▶ ASSIGNMENT:
Could you reproduce all the entries under this sentence exactly, leaving the images aside?

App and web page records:
────────────────────────────────────────
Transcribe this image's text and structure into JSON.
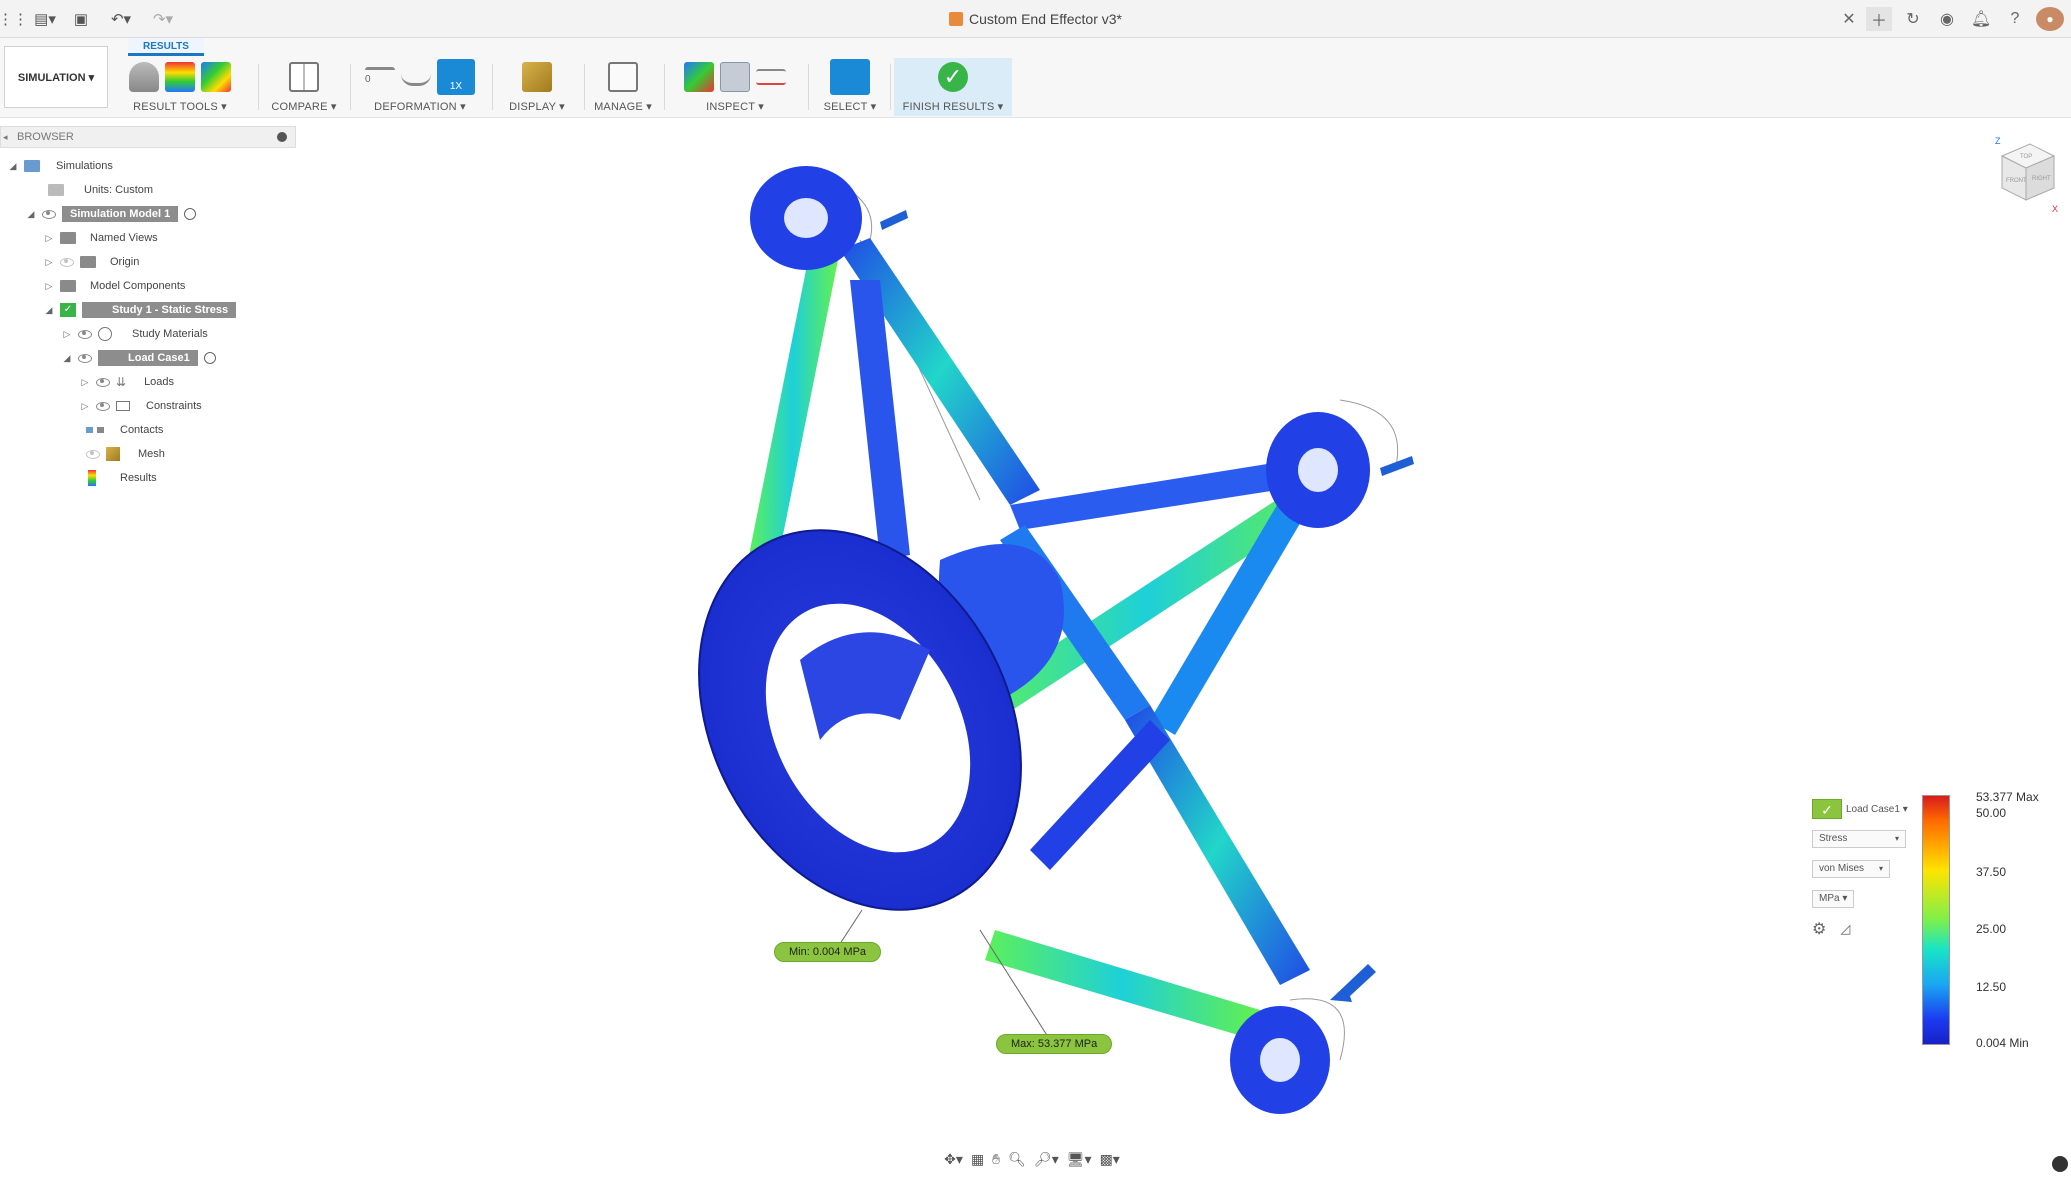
{
  "window": {
    "title": "Custom End Effector v3*"
  },
  "toolbar": {
    "workspace": "SIMULATION ▾",
    "active_tab": "RESULTS"
  },
  "ribbon_groups": [
    {
      "label": "RESULT TOOLS ▾"
    },
    {
      "label": "COMPARE ▾"
    },
    {
      "label": "DEFORMATION ▾"
    },
    {
      "label": "DISPLAY ▾"
    },
    {
      "label": "MANAGE ▾"
    },
    {
      "label": "INSPECT ▾"
    },
    {
      "label": "SELECT ▾"
    },
    {
      "label": "FINISH RESULTS ▾"
    }
  ],
  "deformation": {
    "scale_label": "1X",
    "zero_label": "0"
  },
  "browser": {
    "header": "BROWSER",
    "items": [
      {
        "label": "Simulations"
      },
      {
        "label": "Units: Custom"
      },
      {
        "label": "Simulation Model 1"
      },
      {
        "label": "Named Views"
      },
      {
        "label": "Origin"
      },
      {
        "label": "Model Components"
      },
      {
        "label": "Study 1 - Static Stress"
      },
      {
        "label": "Study Materials"
      },
      {
        "label": "Load Case1"
      },
      {
        "label": "Loads"
      },
      {
        "label": "Constraints"
      },
      {
        "label": "Contacts"
      },
      {
        "label": "Mesh"
      },
      {
        "label": "Results"
      }
    ]
  },
  "legend": {
    "load_case": "Load Case1 ▾",
    "result_type": "Stress",
    "component": "von Mises",
    "units": "MPa ▾",
    "max_label": "53.377 Max",
    "min_label": "0.004 Min",
    "ticks": [
      "50.00",
      "37.50",
      "25.00",
      "12.50"
    ]
  },
  "callouts": {
    "min": "Min: 0.004 MPa",
    "max": "Max: 53.377 MPa"
  },
  "viewcube": {
    "faces": [
      "TOP",
      "FRONT",
      "RIGHT"
    ],
    "axes": [
      "Z",
      "X"
    ]
  },
  "colors": {
    "accent": "#1b77c3",
    "finish": "#38b449",
    "callout": "#8bc53f"
  }
}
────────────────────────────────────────
▶ WRITTEN REPLY:
Transcribe this image's text and structure into JSON.
{
  "window": {
    "title": "Custom End Effector v3*"
  },
  "toolbar": {
    "workspace": "SIMULATION ▾",
    "active_tab": "RESULTS"
  },
  "ribbon_groups": [
    {
      "label": "RESULT TOOLS ▾"
    },
    {
      "label": "COMPARE ▾"
    },
    {
      "label": "DEFORMATION ▾"
    },
    {
      "label": "DISPLAY ▾"
    },
    {
      "label": "MANAGE ▾"
    },
    {
      "label": "INSPECT ▾"
    },
    {
      "label": "SELECT ▾"
    },
    {
      "label": "FINISH RESULTS ▾"
    }
  ],
  "deformation": {
    "scale_label": "1X",
    "zero_label": "0"
  },
  "browser": {
    "header": "BROWSER",
    "items": [
      {
        "label": "Simulations"
      },
      {
        "label": "Units: Custom"
      },
      {
        "label": "Simulation Model 1"
      },
      {
        "label": "Named Views"
      },
      {
        "label": "Origin"
      },
      {
        "label": "Model Components"
      },
      {
        "label": "Study 1 - Static Stress"
      },
      {
        "label": "Study Materials"
      },
      {
        "label": "Load Case1"
      },
      {
        "label": "Loads"
      },
      {
        "label": "Constraints"
      },
      {
        "label": "Contacts"
      },
      {
        "label": "Mesh"
      },
      {
        "label": "Results"
      }
    ]
  },
  "legend": {
    "load_case": "Load Case1 ▾",
    "result_type": "Stress",
    "component": "von Mises",
    "units": "MPa ▾",
    "max_label": "53.377 Max",
    "min_label": "0.004 Min",
    "ticks": [
      "50.00",
      "37.50",
      "25.00",
      "12.50"
    ]
  },
  "callouts": {
    "min": "Min: 0.004 MPa",
    "max": "Max: 53.377 MPa"
  },
  "viewcube": {
    "faces": [
      "TOP",
      "FRONT",
      "RIGHT"
    ],
    "axes": [
      "Z",
      "X"
    ]
  },
  "colors": {
    "accent": "#1b77c3",
    "finish": "#38b449",
    "callout": "#8bc53f"
  }
}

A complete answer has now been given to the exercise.